Loose Lips Sink Ships

The discovery of Flame serves as an object reminder that sensitive information should never be discussed or shared online or by cell phone, especially in-theater.

During my husband’s last deployment, a friend informed me one afternoon that her husband had told her something alarming – and done something very dangerous in the process. “We were talking on IM,” she said, “and he asked if he could call me on Skype because he wanted to tell me something it might not be safe to type and send in an instant message.” Once on Skype, inexplicably feeling safer, my friend’s husband proceeded to tell her that the unit had been warned of a potential ground attack against their base; the attack was expected within days, and my friend’s husband had just committed a potentially major security breach.

Email, chat, instant messages, and other text-based communications can be keylogged, intercepted, or – as Flame demonstrates – captured in screenshots by tech-savvy enemy agents. Despite my friend’s husband’s glib assumption, Flame also demonstrates that even voice and video communications like Skype and Google Voice can now be intercepted, recorded, and used against American forces. Unless you are exchanging information over an appropriately secured Department of Defense network, there is no secure way to share sensitive information through an Internet connection.

Skype, email, and instant messaging are incredibly valuable resources for keeping families connected through the hardships of deployment, and none of us wants to lose access to those tools – or to our loved ones. The morale and resilience benefits of media like Skype heavily outweigh the potential risks of their use if all of us act responsibly and carefully when communicating online. With the use of Skype in combat zones already under scrutiny following last month’s tragic incident, it is up to all of us to preserve this vital link with our family members by using it responsibly and sensibly.
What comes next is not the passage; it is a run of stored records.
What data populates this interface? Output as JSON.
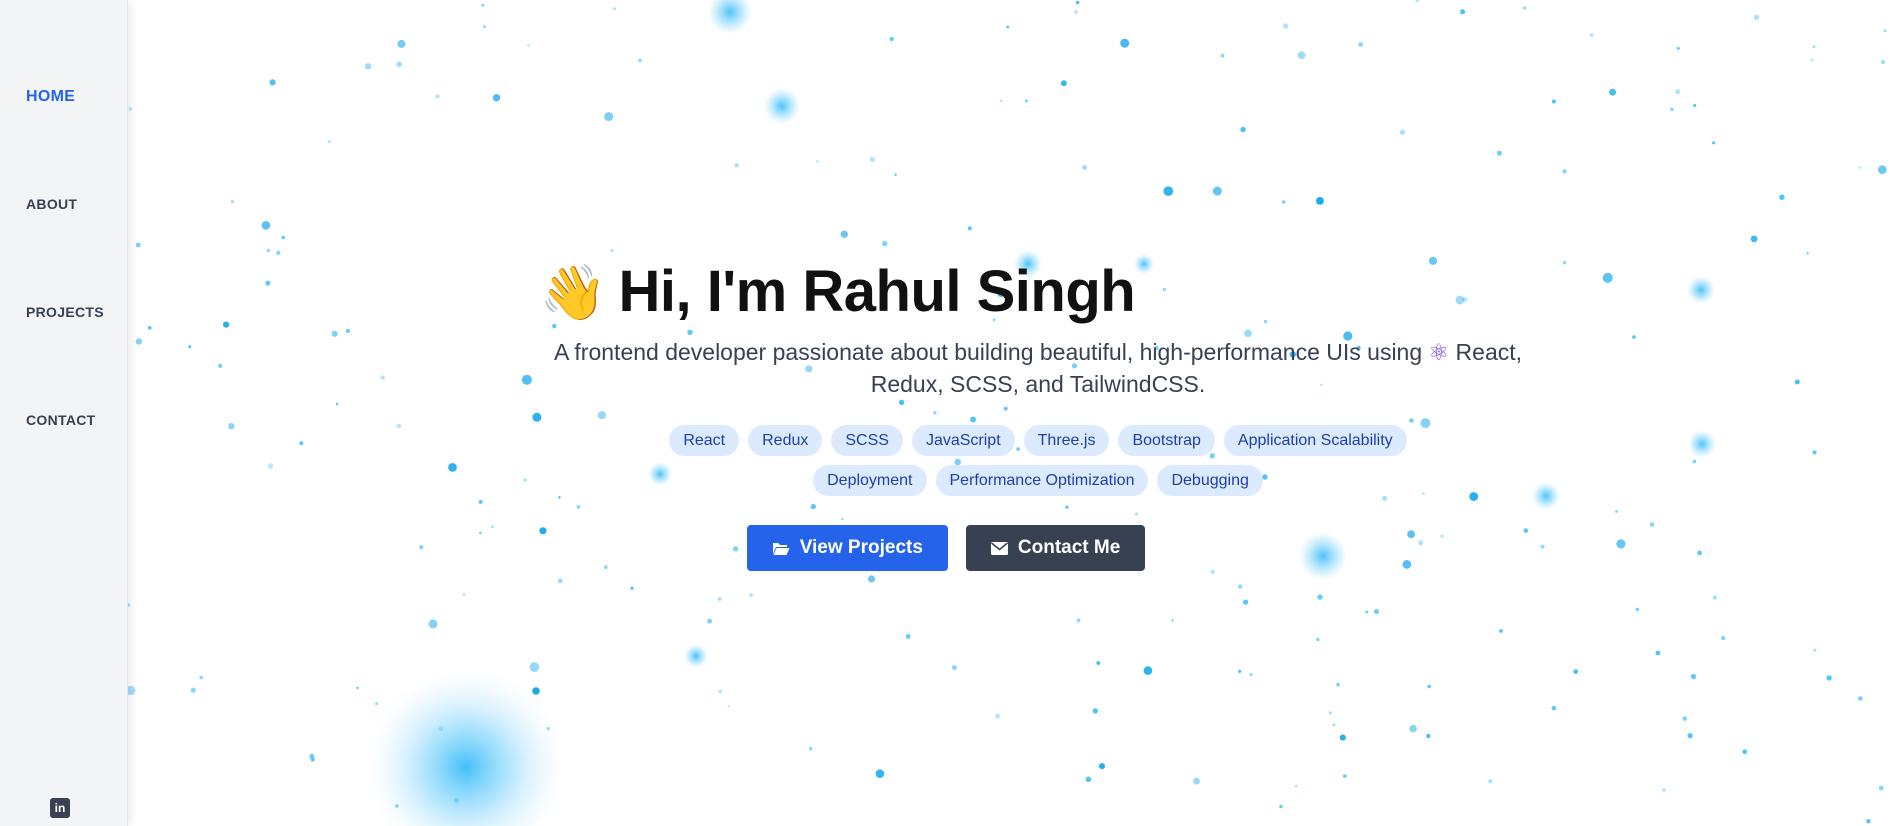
{
  "sidebar": {
    "items": [
      {
        "label": "HOME",
        "active": true
      },
      {
        "label": "ABOUT",
        "active": false
      },
      {
        "label": "PROJECTS",
        "active": false
      },
      {
        "label": "CONTACT",
        "active": false
      }
    ],
    "social": {
      "linkedin_label": "in",
      "icon": "linkedin-icon"
    }
  },
  "hero": {
    "wave_emoji": "👋",
    "title": "Hi, I'm Rahul Singh",
    "subtitle_before": "A frontend developer passionate about building beautiful, high-performance UIs using",
    "atom_emoji": "⚛",
    "subtitle_after": "React, Redux, SCSS, and TailwindCSS.",
    "skills": [
      "React",
      "Redux",
      "SCSS",
      "JavaScript",
      "Three.js",
      "Bootstrap",
      "Application Scalability",
      "Deployment",
      "Performance Optimization",
      "Debugging"
    ],
    "buttons": {
      "view_projects": "View Projects",
      "contact_me": "Contact Me"
    }
  },
  "colors": {
    "accent": "#2563eb",
    "dark": "#374151",
    "tag_bg": "#dbeafe",
    "tag_text": "#1e40af",
    "particle": "#38bdf8"
  }
}
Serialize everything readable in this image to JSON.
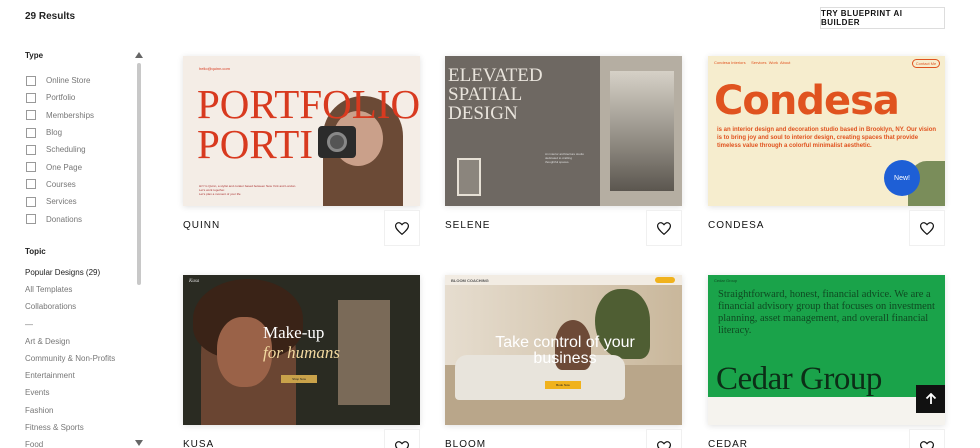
{
  "header": {
    "results_count": "29 Results",
    "blueprint_label": "TRY BLUEPRINT AI BUILDER"
  },
  "sidebar": {
    "type_heading": "Type",
    "type_filters": [
      "Online Store",
      "Portfolio",
      "Memberships",
      "Blog",
      "Scheduling",
      "One Page",
      "Courses",
      "Services",
      "Donations"
    ],
    "topic_heading": "Topic",
    "topics": [
      "Popular Designs (29)",
      "All Templates",
      "Collaborations",
      "—",
      "Art & Design",
      "Community & Non-Profits",
      "Entertainment",
      "Events",
      "Fashion",
      "Fitness & Sports",
      "Food"
    ]
  },
  "templates": [
    {
      "name": "QUINN",
      "preview_headline": "PORTFOLIO PORTI",
      "preview_small": "hello@quinn.com",
      "preview_body": "Hi! I'm Quinn, a stylist and curator based between New York and London. Let's work together.",
      "preview_body2": "Let's plan a moment of your life"
    },
    {
      "name": "SELENE",
      "preview_headline": "ELEVATED SPATIAL DESIGN",
      "preview_body": "An interior architecture studio dedicated to crafting thoughtful spaces."
    },
    {
      "name": "CONDESA",
      "preview_headline": "Condesa",
      "preview_nav": "Condesa Interiors     Services  Work  About",
      "preview_contact": "Contact Me",
      "preview_body": "is an interior design and decoration studio based in Brooklyn, NY. Our vision is to bring joy and soul to interior design, creating spaces that provide timeless value through a colorful minimalist aesthetic.",
      "preview_badge": "New!"
    },
    {
      "name": "KUSA",
      "preview_logo": "Kusa",
      "preview_headline": "Make-up",
      "preview_headline2": "for humans",
      "preview_cta": "Shop Now"
    },
    {
      "name": "BLOOM",
      "preview_logo": "BLOOM COACHING",
      "preview_headline": "Take control of your business",
      "preview_cta": "Book Now"
    },
    {
      "name": "CEDAR",
      "preview_logo": "Cedar Group",
      "preview_body": "Straightforward, honest, financial advice. We are a financial advisory group that focuses on investment planning, asset management, and overall financial literacy.",
      "preview_headline": "Cedar Group"
    }
  ],
  "colors": {
    "quinn_accent": "#d83a1f",
    "condesa_accent": "#e0531f",
    "condesa_badge": "#1e5fd6",
    "cedar_green": "#1aa34a",
    "bloom_yellow": "#f0b21d"
  },
  "icons": {
    "favorite": "heart-icon",
    "scroll_top": "arrow-up-icon"
  }
}
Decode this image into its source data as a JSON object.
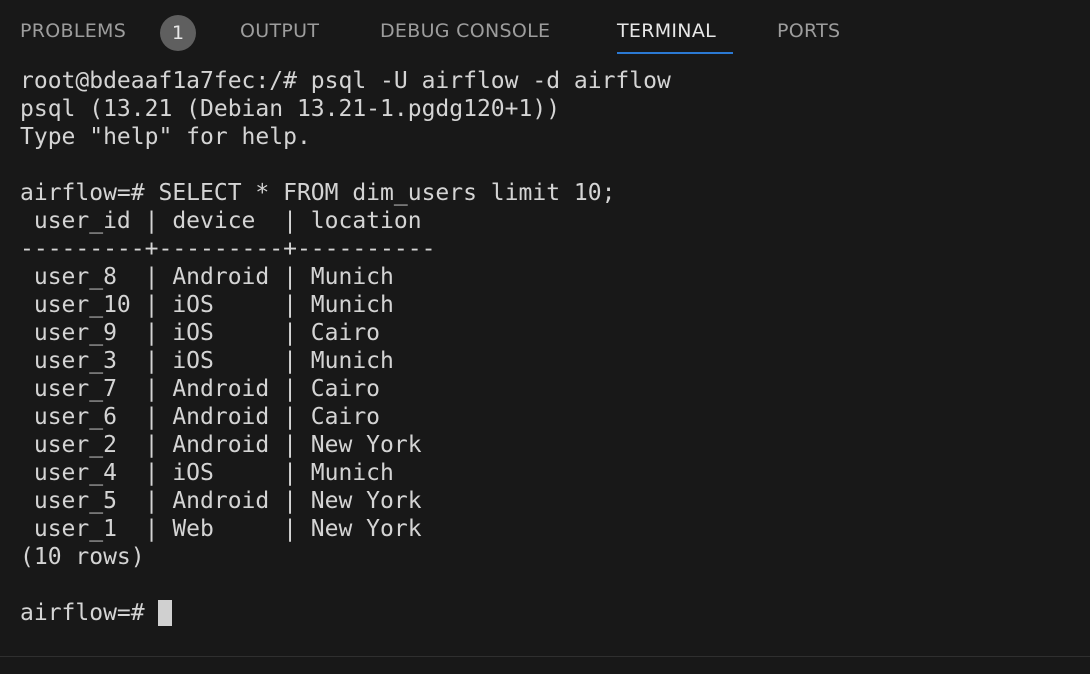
{
  "tabs": {
    "problems": "PROBLEMS",
    "problems_count": "1",
    "output": "OUTPUT",
    "debug_console": "DEBUG CONSOLE",
    "terminal": "TERMINAL",
    "ports": "PORTS",
    "active": "TERMINAL"
  },
  "terminal": {
    "lines": [
      "root@bdeaaf1a7fec:/# psql -U airflow -d airflow",
      "psql (13.21 (Debian 13.21-1.pgdg120+1))",
      "Type \"help\" for help.",
      "",
      "airflow=# SELECT * FROM dim_users limit 10;",
      " user_id | device  | location",
      "---------+---------+----------",
      " user_8  | Android | Munich",
      " user_10 | iOS     | Munich",
      " user_9  | iOS     | Cairo",
      " user_3  | iOS     | Munich",
      " user_7  | Android | Cairo",
      " user_6  | Android | Cairo",
      " user_2  | Android | New York",
      " user_4  | iOS     | Munich",
      " user_5  | Android | New York",
      " user_1  | Web     | New York",
      "(10 rows)",
      ""
    ],
    "prompt": "airflow=# "
  }
}
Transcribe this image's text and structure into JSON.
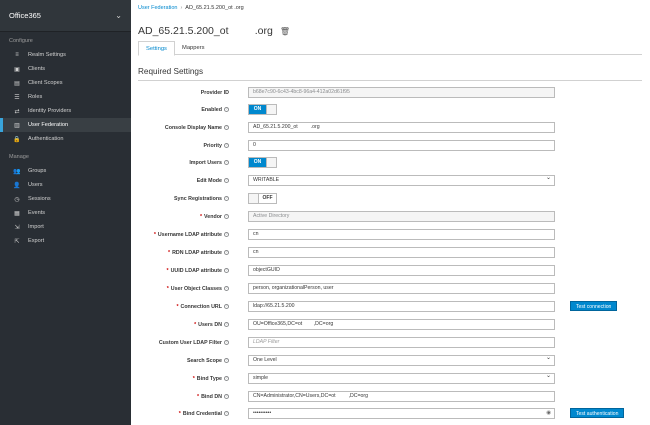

Prevent Infection – Use Protection

The Flame worm also offers a dramatic reminder of how quickly and easily worms, viruses, and other malware can spread and how difficult such infections can be to detect – and how critical it is to follow correct security practices to prevent the spread of such infections.

Always use a current version of the best anti-virus program available for your computer and keep your operating system’s security updates current. Even if you are sure that your computer or the computer you work with is clean, always strictly follow Department of Defense and command policies and never use USB devices or removable hard drives on government computers. It is also vital that you scrupulously follow Department of Defense and command policies on restricted sites, media types, and downloads, especially on government computers. These rules exist for very specific reasons, and the threats they protect against – like Flame – are very real and very dangerous.

Whether you are staying in touch with your loved ones or operating a government computer, do not be complacent about computer security. The lives and missions of your fellow American service members rely on every spouse’s and service’s members caution, vigilance, and dedication to security – every time.